» Work instruction
Please show each line of the listing where "thumb" is present.
________________
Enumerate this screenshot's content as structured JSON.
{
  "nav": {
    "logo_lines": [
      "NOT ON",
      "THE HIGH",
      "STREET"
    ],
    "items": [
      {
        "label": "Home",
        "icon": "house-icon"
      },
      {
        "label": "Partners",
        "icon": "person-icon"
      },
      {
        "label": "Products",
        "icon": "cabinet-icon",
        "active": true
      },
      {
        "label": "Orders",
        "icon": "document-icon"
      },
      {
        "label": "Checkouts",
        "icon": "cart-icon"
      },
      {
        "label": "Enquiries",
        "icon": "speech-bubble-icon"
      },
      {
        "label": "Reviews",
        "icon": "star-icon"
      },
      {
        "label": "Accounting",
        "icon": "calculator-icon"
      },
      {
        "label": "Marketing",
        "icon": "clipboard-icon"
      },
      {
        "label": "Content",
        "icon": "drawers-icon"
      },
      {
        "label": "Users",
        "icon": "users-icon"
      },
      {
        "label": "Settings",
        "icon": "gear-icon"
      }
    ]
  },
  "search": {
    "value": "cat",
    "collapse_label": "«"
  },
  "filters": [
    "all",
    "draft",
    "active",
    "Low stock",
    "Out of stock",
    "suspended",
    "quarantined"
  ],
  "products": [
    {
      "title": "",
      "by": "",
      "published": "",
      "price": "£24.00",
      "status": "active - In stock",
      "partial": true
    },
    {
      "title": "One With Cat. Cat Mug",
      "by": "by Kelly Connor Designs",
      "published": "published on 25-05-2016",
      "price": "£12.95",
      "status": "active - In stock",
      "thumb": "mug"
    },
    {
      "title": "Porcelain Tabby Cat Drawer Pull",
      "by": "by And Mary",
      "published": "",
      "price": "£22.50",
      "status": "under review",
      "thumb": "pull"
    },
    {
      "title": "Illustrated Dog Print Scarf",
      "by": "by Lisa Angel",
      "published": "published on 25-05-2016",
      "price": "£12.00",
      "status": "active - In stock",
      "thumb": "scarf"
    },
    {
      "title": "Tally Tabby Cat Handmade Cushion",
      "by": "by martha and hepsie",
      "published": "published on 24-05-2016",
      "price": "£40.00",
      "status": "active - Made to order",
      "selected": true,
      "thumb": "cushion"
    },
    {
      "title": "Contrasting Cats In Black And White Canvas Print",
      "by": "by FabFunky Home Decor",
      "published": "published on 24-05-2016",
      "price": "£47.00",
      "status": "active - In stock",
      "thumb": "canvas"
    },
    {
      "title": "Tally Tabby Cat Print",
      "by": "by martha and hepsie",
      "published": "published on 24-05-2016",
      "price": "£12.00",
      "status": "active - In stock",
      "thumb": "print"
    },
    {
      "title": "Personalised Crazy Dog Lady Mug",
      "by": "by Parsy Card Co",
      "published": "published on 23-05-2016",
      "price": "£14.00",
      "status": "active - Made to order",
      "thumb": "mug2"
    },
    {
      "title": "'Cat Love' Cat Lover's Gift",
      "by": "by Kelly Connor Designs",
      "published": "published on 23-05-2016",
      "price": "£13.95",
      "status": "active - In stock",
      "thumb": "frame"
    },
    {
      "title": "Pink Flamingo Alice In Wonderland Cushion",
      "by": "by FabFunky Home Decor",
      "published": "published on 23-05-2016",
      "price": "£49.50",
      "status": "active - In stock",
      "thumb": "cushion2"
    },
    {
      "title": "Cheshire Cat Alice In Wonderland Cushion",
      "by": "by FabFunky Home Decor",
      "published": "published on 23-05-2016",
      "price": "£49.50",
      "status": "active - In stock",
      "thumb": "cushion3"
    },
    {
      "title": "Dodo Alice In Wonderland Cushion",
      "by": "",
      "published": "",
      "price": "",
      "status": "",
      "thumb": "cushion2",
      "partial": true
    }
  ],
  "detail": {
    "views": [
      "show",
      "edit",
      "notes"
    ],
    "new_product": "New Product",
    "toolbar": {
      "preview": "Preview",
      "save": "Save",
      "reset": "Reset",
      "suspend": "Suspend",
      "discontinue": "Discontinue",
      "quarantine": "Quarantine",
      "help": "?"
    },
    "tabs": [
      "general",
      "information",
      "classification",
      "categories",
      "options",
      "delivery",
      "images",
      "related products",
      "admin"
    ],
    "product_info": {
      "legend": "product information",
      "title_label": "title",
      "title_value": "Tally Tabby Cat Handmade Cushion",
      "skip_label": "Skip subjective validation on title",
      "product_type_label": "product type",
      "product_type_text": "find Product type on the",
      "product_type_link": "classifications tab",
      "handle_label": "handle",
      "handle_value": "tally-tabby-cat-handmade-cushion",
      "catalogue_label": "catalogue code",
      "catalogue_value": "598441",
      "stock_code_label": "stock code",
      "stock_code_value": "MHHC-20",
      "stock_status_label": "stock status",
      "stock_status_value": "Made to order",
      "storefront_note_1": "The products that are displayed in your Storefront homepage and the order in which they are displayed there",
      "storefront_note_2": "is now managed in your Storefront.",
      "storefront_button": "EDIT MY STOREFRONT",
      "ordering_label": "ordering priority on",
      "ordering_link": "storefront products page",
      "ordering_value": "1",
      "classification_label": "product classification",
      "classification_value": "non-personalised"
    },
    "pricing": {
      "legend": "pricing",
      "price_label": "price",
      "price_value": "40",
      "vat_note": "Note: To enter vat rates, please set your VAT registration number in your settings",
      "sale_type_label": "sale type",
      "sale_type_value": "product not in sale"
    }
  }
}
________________
» The answer
      "thumb": "mug"
      "thumb": "pull"
      "thumb": "scarf"
      "thumb": "cushion"
      "thumb": "canvas"
      "thumb": "print"
      "thumb": "mug2"
      "thumb": "frame"
      "thumb": "cushion2"
      "thumb": "cushion3"
      "thumb": "cushion2",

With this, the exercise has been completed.